• **DIRECTIONS FOR THIS TASK**:
When you copy the entries, keep every word exactly as it stands.

LISTED ENTRIES: Begin

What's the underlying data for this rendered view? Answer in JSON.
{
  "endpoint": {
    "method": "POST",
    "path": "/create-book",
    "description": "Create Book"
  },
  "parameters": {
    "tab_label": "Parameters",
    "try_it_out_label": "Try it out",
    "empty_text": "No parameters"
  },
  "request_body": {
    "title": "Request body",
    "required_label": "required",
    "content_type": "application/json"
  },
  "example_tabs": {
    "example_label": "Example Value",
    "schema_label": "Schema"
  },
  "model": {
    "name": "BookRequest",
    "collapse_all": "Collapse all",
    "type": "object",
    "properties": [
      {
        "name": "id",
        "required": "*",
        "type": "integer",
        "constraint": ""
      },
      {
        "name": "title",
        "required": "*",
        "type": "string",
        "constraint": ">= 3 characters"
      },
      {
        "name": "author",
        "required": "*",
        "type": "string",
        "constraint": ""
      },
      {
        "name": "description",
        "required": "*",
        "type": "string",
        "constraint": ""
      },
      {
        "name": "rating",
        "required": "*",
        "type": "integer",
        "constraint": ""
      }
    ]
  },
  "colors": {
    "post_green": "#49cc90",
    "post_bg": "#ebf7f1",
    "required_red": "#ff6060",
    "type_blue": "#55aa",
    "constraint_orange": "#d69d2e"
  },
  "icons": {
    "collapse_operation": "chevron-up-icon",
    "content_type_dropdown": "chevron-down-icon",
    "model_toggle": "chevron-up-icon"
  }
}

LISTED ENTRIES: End

• **EXPECTED OUTPUT**:
What's the underlying data for this rendered view? Answer in JSON.
{
  "endpoint": {
    "method": "POST",
    "path": "/create-book",
    "description": "Create Book"
  },
  "parameters": {
    "tab_label": "Parameters",
    "try_it_out_label": "Try it out",
    "empty_text": "No parameters"
  },
  "request_body": {
    "title": "Request body",
    "required_label": "required",
    "content_type": "application/json"
  },
  "example_tabs": {
    "example_label": "Example Value",
    "schema_label": "Schema"
  },
  "model": {
    "name": "BookRequest",
    "collapse_all": "Collapse all",
    "type": "object",
    "properties": [
      {
        "name": "id",
        "required": "*",
        "type": "integer",
        "constraint": ""
      },
      {
        "name": "title",
        "required": "*",
        "type": "string",
        "constraint": ">= 3 characters"
      },
      {
        "name": "author",
        "required": "*",
        "type": "string",
        "constraint": ""
      },
      {
        "name": "description",
        "required": "*",
        "type": "string",
        "constraint": ""
      },
      {
        "name": "rating",
        "required": "*",
        "type": "integer",
        "constraint": ""
      }
    ]
  },
  "colors": {
    "post_green": "#49cc90",
    "post_bg": "#ebf7f1",
    "required_red": "#ff6060",
    "type_blue": "#55aa",
    "constraint_orange": "#d69d2e"
  },
  "icons": {
    "collapse_operation": "chevron-up-icon",
    "content_type_dropdown": "chevron-down-icon",
    "model_toggle": "chevron-up-icon"
  }
}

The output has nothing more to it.